New Is Just Different

Whenever Barney Stinson says, “I only have one rule,” you know what’s about to follow is most likely crap, not least because he has a million of such “only one” rules. Case in point: “New is always better.”

When his best friend Ted struggles with the decision to tear down a beautiful but run-down hotel in order to erect his first-ever skyscraper, Barney offers this “one rule” as advice. “New is always better, Ted! That’s a rule. Just like bigger is always better!”

Barney being Barney, he of course uses girls as an example. Who’s more attractive than the hottest girl he’s ever slept with? “Her okay-looking friend I haven’t seen naked.” When it comes to sex, the mysterious attraction of novelty can be especially dangerous, and as many a post-cheating divorcee will tell you: New is not always better.

The more Barney claims his ridiculous rule applies to everything, the easier it becomes for Ted to dispel it: What about the new Star Wars movies? What about the new Guns N’ Roses? Would Barney rather have a glass of 30-year-old Glen McKenna or of Jumbo Jim’s Grape Scotch? Regardless of how much he suffers under its law, however, Barney sticks to his rule.

The closer they get to the scheduled demolition of the old building, the more Ted freaks out, and Barney keeps trying to console him with his rule. What if Ted makes all the wrong decisions, and his building will suck as a result? “Not possible,” Barney says. “Your building is new, and I have one rule: New is always better.”

When Ted finally confronts him about his lack of consistency in his “one rules,” Barney seemingly slips up: “Ah, but ‘new is always better’ is my oldest rule, which makes it the best.” Instead of contradicting himself, however, Barney is merely letting on what was his plan all along: To help Ted make a change in his career.

For as much as he is indeed addicted to novelty, particularly in the bedroom, the point of Barney constantly touting this rule was never to imbue his friend with a new life philosophy; it was to get him over the scary threshold of “different.” Most of the time, that’s all “new” is. Different. Not better, not worse, just different. And yet, despite knowing this, we often poop our pants over how exactly things will change. Realizing his friend is paralyzed by fear, Barney wants to make the future look exciting to him. Hence, “new is always better.”

Before he finally presses the button to blow up the old and usher in the new, Ted double-checks one final time: “New is always better, right Barney?” “Always,” Barney confirms, and the bricks fly through the air.

Change is only scary when we desperately wish for the chips to fall in a certain way. You’ll never know exactly where the rubble lands, but if you don’t tear down the old, there won’t be any space for something new, let alone something different or even, dare I say it, better.
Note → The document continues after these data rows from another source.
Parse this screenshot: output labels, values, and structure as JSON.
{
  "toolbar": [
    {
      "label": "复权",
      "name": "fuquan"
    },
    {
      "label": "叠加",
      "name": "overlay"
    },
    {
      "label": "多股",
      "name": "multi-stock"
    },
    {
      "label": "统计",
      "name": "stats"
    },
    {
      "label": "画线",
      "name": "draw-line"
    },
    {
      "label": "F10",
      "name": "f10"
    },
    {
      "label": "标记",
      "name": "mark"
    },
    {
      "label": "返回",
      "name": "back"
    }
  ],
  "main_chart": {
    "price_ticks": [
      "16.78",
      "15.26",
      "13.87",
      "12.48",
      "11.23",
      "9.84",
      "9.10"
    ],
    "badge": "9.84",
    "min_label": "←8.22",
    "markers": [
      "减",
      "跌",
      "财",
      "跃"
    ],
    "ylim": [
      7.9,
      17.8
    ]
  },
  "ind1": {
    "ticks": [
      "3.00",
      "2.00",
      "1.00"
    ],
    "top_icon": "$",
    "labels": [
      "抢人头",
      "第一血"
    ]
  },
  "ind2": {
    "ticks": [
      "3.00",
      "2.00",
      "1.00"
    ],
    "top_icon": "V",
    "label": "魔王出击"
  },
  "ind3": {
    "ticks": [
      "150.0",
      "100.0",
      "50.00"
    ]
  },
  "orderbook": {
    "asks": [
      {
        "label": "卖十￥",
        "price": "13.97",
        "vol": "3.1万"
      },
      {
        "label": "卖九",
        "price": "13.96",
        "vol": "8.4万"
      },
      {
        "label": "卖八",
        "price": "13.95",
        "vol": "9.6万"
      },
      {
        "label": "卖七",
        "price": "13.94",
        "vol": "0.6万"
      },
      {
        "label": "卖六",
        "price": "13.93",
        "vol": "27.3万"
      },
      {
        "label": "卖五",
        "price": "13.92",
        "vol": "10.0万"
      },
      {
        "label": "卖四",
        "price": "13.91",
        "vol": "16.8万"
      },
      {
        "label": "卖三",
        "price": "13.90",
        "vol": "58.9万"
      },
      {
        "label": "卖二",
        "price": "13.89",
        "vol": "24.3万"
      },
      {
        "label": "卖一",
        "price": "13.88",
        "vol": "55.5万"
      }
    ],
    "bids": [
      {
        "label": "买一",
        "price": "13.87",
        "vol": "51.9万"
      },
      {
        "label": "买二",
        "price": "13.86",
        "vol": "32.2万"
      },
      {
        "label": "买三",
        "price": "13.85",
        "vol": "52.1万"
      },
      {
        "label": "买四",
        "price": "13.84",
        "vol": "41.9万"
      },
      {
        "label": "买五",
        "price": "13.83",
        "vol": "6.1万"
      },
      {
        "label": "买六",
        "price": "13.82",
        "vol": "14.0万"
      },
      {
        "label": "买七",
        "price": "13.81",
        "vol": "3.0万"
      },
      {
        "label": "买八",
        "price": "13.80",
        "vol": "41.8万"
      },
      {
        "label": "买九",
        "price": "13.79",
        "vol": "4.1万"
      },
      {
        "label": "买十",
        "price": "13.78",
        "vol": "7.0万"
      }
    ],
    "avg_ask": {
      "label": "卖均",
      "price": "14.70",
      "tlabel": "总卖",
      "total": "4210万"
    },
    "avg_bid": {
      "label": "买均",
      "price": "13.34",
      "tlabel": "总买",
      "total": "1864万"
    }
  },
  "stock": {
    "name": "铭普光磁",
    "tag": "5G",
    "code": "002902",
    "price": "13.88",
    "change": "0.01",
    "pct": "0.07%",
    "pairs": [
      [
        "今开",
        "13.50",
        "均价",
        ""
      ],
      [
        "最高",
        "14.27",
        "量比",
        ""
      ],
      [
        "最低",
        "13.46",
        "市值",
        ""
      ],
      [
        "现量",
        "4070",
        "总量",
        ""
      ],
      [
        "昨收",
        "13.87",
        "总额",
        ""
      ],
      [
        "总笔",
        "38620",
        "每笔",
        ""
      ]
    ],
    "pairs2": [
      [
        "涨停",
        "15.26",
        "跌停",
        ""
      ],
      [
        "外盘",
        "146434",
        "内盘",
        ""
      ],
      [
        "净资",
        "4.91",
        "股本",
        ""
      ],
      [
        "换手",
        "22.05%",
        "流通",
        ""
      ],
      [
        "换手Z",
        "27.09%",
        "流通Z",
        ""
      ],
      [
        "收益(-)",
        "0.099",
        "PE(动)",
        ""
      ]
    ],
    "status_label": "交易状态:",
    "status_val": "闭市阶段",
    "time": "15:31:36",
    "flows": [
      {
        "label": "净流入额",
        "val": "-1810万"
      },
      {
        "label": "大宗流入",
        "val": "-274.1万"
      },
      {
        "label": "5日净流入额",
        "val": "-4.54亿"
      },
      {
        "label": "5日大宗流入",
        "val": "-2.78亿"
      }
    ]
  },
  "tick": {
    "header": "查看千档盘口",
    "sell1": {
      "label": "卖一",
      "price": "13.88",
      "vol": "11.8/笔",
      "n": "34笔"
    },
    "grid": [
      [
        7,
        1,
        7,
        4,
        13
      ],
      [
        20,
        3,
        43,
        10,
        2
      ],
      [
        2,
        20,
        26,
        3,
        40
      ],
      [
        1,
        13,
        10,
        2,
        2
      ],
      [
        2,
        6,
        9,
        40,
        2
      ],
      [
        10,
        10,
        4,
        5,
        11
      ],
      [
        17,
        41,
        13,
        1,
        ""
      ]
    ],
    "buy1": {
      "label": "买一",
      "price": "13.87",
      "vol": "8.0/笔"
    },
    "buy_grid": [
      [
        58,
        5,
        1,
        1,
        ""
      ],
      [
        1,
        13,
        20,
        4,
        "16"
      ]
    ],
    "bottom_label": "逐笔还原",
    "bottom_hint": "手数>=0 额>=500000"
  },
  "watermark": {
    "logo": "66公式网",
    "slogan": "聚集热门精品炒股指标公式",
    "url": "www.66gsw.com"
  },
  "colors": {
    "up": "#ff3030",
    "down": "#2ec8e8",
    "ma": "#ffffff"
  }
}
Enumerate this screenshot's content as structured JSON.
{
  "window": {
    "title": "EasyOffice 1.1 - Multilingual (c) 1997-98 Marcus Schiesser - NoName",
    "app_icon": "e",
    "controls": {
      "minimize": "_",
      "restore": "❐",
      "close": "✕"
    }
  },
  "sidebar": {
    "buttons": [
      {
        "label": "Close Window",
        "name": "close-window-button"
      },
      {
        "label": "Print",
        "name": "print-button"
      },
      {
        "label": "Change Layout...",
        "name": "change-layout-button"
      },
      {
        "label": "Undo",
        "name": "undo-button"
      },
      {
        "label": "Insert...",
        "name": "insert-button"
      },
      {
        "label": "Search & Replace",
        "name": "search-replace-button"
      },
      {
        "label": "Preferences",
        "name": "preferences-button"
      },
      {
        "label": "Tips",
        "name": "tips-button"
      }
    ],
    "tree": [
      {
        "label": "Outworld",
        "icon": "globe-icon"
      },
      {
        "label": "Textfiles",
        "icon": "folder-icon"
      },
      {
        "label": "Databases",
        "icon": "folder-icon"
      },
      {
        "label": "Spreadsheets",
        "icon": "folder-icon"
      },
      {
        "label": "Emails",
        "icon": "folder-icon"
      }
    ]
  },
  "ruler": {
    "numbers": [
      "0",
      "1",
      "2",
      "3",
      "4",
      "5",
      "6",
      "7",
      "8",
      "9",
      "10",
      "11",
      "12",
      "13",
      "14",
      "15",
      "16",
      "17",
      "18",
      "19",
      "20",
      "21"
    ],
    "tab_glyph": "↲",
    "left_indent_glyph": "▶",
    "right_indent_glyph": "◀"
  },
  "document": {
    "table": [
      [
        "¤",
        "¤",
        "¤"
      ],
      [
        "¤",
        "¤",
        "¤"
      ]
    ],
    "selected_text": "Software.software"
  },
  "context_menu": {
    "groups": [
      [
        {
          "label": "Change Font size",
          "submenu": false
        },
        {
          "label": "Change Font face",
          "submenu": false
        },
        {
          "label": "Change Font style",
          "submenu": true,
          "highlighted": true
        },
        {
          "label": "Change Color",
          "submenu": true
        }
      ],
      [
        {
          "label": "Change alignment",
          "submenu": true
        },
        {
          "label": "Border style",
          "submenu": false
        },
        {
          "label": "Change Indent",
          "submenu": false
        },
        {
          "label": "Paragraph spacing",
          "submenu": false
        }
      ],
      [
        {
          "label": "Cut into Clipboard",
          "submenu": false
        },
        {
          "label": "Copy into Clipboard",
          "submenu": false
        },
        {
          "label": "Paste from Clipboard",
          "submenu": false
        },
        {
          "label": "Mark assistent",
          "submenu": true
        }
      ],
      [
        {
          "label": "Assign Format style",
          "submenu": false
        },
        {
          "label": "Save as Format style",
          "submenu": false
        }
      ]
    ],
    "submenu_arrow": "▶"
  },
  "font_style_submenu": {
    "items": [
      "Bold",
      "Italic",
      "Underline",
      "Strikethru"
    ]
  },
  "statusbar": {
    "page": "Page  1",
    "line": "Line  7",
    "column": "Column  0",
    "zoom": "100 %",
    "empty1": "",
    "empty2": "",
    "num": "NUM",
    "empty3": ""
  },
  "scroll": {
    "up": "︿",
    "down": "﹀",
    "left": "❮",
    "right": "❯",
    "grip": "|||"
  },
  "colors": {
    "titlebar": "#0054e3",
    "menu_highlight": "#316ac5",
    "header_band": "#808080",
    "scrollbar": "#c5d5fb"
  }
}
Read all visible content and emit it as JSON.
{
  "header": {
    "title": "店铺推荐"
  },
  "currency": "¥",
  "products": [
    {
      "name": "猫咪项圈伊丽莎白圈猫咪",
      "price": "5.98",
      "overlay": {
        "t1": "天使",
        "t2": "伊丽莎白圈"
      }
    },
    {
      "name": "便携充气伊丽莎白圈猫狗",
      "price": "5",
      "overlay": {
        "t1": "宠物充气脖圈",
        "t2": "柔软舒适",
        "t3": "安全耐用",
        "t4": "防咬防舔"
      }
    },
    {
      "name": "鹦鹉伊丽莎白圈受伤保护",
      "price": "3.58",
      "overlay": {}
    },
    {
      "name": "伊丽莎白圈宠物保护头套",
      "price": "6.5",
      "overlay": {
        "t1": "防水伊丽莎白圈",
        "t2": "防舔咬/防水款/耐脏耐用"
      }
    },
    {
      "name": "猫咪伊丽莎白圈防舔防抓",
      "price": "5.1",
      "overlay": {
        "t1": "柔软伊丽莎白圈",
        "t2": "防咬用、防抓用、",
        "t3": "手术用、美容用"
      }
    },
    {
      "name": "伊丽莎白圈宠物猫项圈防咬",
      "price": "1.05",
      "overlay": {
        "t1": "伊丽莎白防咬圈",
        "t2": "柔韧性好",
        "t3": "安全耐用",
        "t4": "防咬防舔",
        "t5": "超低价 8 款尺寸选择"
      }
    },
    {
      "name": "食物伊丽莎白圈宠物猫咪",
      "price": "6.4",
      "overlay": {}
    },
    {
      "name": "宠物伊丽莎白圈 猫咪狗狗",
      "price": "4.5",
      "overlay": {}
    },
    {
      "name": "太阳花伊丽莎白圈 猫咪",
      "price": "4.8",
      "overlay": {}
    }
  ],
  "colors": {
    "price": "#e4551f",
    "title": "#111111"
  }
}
Don’t worry so much about how exactly “different” will look. Trust in the potential of new, even if you can’t see it. And if it actually ends up sucking, most of the time, you can go right back to how things were. That’s the other thing about change: It is seldom irreversible — and as long as we have good friends to cheer us on and share it with, it won’t matter if we land right back where we began.